Some Chinese, such as Li, come to study, but most are traders and laborers who can triple their income working in Russia.
Demographers estimate that about 300,000 Chinese now live in the Russian Far East. If migration continues at the current rate, Russia's Chinese population could near 10 million by 2050, says demographer Zhanna Zayonchkovskaya of the Russian Academy of Sciences in Moscow. That would make Chinese the largest ethnic group in Russia behind Russians themselves, outstripping such communities as the Tatars and Ukrainians.
Most Russians don't look kindly on foreigners, especially anyone of non-European appearance. But those along the border with China feel the brunt of the changing relationship between their two countries, and they're profoundly ambivalent about the Chinese. Those Russians understand their economies have grown so intertwined that any break could mean disaster.
Still, "Russians are afraid that they will become an island in a vast Chinese sea," says Ms. Zayonchkovskaya.
The slowdown of the Asian economy, which began well before Russia's, and China's efforts to restructure inefficient industries have driven up unemployment to 20 percent in some regions and sparked a global exodus.
"No other country can match China for sheer numbers of immigrants moving through the world," says Wilya Gelbras, a Sinologist at Moscow State University.
China abuts a Russian territory that is emptying as the birthrate falls and as more people move to the relative comfort of western Russia. The nine regions of the Russian Far East have a population of 7.4 million, while the three Chinese provinces just across the border are home to 300 million.
Official trade between Russia and China amounted to just $5.5 billion in 1998. But real trade, which includes small merchants shuttling between the two countries, is at least double that. About 30 percent of the economy in Khabarovsk is tied to China, estimates China expert Ms. Gelbras.
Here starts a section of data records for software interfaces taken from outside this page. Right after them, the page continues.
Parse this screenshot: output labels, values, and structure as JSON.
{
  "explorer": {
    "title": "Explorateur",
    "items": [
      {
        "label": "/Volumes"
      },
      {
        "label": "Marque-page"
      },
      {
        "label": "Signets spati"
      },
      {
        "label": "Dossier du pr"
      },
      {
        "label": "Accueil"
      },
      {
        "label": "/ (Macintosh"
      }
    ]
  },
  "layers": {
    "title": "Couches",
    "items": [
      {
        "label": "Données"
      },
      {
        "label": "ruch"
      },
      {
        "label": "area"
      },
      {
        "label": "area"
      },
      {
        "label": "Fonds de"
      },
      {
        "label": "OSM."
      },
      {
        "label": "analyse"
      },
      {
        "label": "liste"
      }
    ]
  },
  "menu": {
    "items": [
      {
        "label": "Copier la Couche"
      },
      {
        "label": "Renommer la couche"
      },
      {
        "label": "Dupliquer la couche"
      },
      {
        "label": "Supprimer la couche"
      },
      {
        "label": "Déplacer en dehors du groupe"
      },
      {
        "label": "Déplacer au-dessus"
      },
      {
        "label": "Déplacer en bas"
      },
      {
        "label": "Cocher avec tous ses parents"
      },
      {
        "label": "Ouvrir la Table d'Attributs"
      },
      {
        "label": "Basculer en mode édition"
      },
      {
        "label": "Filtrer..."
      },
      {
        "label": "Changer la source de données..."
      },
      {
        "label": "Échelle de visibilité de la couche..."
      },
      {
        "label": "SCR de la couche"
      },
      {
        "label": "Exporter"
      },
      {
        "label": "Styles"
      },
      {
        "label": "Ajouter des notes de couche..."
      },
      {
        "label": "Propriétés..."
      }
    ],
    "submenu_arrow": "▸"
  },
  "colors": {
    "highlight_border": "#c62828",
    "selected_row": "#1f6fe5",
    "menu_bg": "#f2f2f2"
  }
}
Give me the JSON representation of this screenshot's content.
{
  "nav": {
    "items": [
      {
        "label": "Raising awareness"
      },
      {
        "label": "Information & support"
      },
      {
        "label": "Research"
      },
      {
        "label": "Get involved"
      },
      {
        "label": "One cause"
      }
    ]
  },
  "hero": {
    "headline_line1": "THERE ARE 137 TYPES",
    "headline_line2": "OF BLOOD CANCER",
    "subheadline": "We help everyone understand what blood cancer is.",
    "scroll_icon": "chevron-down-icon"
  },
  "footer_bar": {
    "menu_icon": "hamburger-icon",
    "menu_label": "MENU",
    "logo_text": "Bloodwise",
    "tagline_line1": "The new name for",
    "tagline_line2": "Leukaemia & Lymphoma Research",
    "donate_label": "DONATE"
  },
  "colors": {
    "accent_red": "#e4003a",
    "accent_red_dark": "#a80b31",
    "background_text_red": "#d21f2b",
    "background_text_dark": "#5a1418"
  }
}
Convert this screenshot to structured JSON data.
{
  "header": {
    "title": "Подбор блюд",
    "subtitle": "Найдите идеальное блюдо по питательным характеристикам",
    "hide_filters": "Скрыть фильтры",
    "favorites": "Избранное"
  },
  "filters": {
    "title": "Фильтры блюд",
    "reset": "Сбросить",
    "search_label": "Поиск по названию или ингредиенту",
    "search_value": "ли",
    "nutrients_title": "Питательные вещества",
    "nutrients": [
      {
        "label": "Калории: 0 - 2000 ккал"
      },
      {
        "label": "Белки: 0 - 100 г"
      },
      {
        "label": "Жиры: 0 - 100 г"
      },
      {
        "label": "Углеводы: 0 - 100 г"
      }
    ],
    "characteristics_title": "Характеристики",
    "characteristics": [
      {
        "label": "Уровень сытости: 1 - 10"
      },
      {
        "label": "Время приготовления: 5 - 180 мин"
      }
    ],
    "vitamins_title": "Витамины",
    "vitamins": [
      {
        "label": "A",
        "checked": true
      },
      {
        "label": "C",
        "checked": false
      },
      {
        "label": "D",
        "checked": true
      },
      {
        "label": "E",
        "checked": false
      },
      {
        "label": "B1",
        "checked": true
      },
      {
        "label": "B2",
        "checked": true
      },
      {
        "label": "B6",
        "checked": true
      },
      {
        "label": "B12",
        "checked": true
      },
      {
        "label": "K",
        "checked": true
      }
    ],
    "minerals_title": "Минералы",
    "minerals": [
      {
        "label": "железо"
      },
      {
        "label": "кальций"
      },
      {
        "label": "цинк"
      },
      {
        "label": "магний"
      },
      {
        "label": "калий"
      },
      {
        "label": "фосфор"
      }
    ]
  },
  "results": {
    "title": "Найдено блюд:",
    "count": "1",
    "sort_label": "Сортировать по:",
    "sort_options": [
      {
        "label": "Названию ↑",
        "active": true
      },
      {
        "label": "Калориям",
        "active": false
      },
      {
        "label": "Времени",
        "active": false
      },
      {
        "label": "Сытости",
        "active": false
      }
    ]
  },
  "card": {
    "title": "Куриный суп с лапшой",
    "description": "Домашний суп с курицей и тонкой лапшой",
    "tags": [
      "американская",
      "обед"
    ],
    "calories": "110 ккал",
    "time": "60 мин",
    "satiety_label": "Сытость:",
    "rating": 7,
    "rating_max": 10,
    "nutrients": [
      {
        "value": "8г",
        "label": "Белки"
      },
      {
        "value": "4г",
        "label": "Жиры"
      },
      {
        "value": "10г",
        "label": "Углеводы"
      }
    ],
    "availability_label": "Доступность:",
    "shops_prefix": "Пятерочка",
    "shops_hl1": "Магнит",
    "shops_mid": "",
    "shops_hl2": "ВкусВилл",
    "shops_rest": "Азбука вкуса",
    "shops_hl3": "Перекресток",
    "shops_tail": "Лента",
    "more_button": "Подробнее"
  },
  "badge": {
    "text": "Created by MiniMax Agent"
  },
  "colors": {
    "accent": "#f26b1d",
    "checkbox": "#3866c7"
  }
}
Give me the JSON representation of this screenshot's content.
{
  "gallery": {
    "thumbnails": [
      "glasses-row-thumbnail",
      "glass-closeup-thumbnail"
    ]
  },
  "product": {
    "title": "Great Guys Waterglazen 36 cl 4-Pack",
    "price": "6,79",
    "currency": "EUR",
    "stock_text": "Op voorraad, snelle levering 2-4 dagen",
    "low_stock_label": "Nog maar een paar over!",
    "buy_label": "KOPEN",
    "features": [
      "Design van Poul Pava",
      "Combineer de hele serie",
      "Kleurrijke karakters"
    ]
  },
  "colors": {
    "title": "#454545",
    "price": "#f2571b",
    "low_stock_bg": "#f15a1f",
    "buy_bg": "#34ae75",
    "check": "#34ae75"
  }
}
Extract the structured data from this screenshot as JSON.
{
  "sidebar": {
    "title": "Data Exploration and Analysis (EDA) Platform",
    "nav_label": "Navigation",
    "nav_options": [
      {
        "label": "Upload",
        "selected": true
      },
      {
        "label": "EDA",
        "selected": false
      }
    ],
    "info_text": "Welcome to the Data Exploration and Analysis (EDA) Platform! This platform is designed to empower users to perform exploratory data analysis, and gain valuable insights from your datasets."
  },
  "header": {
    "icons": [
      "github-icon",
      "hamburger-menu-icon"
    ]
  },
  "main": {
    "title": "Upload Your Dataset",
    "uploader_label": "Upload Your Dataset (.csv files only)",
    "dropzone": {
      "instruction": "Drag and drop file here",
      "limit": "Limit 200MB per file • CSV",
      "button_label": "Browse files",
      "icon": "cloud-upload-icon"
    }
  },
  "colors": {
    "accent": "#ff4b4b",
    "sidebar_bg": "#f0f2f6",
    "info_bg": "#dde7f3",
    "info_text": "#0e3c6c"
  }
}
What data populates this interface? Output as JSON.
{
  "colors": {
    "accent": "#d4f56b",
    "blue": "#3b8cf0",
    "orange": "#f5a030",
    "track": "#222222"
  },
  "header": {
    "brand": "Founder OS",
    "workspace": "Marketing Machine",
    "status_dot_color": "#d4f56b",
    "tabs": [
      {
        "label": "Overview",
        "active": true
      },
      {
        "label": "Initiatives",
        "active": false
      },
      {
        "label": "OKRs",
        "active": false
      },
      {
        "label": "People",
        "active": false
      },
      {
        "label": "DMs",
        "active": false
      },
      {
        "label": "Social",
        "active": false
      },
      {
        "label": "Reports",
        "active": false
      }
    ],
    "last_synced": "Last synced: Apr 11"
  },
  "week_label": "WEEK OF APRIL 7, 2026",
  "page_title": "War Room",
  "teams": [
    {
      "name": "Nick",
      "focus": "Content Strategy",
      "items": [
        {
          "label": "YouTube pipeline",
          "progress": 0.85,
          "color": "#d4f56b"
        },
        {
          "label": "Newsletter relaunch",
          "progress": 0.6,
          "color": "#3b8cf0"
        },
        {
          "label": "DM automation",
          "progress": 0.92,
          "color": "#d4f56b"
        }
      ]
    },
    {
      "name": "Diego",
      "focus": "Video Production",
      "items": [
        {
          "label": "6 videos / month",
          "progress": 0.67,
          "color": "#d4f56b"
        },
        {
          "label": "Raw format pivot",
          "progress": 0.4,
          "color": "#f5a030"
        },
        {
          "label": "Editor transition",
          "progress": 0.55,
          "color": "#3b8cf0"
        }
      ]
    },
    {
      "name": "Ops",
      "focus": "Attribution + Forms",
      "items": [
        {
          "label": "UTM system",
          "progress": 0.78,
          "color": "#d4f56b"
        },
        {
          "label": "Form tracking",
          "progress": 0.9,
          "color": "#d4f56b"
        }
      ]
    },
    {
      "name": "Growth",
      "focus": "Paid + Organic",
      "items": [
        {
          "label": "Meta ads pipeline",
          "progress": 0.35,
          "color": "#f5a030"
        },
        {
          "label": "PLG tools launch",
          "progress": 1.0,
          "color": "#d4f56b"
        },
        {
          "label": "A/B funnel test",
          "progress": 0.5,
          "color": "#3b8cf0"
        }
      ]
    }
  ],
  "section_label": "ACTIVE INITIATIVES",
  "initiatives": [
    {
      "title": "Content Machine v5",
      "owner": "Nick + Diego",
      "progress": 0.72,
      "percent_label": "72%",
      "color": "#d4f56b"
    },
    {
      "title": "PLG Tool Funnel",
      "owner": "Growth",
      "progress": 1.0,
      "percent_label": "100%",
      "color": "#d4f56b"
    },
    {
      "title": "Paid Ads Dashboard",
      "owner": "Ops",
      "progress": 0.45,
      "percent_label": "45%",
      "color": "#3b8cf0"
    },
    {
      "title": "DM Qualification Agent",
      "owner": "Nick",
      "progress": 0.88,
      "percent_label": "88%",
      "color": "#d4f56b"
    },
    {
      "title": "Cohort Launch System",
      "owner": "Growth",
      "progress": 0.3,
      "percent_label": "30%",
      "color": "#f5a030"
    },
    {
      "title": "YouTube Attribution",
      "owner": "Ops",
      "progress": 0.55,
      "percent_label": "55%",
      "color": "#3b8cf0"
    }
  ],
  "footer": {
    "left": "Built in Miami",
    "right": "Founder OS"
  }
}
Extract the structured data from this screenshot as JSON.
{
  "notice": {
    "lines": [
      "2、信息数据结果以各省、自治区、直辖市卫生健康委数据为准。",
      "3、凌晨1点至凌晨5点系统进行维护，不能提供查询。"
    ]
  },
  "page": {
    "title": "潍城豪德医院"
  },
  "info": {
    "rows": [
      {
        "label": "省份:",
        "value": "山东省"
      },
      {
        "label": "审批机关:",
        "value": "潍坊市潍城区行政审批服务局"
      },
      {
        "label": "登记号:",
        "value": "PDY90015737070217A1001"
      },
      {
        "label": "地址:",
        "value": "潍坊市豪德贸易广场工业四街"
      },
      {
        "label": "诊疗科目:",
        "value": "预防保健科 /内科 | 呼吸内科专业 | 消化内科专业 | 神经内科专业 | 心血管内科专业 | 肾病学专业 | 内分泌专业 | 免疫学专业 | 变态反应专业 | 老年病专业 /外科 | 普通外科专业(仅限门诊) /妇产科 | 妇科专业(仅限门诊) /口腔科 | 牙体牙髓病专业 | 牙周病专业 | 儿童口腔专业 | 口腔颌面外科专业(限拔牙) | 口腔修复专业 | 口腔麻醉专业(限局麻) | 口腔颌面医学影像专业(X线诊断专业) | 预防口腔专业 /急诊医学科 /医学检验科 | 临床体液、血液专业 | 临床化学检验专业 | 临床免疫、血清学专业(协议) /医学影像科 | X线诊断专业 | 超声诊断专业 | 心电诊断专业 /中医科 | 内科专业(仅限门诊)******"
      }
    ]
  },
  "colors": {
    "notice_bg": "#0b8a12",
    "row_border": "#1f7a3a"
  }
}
In Khabarovsk, store shelves are lined with Chinese fruit and vegetables. The granite fountains in the town's central square and countless buildings were built by Chinese laborers. And every weekend, Russians crowd into the Vyborgsky market to buy everything from cheap thermoses to tennis shoes hauled here by Chinese traders.
Russians admire the Chinese for their eagerness to work but fear the desperation behind that drive.
"I'd like to hire fewer Chinese, because I feel bad for the Russians," says Anatoly Krutko, a Khabarovsk building contractor. "But I end up thinking, 'Why can't the Russians work like the Chinese?' "
Like poor migrants everywhere, many Chinese in Russia are willing to live in grim conditions - often 10 to a room. Most of the money they earn is sent home.
Every summer, Chinese farm workers toil in fields abandoned by decaying Rus-sian collective farms. They live in shabby housing without indoor plumbing. Yet "their harvest is better," says Yekaterina Motrich, an economist at the Khabarovsk branch of the Russian Academy of Sciences. "They set a good example for the Russians, who themselves have started working harder."
Most Russians, however, would prefer that the Chinese do their jobs and leave. The wariness stems in part from a history of border skirmishes between the Chinese and Soviets that continued until 1970. If the old Soviet Union was a political and military match for China, the new Russia isn't, which makes Russians feel particularly vulnerable.
"The Chinese themselves say from time to time that the Far East is their territory," Mr. Krutko says, "and we feel the danger."
BUT younger Russians seem more willing to accept the Chinese presence, and there are signs of a turnabout: Competition is stiff for a place at Khabarovsk's special Chinese-language grammar school.
In hallways decorated with red lanterns and murals of dragons, students frantically copy one another's homework as others rush to class. First-graders stand to greet visitors in Chinese and determinedly scratch out simple characters on the blackboard.
The older students at School No. 4 have moved beyond their parents' mind-set to a more pragmatic view.
"The situation between the countries is only going to get closer," says teenager Tanya Boroznyak. "Our future is with them."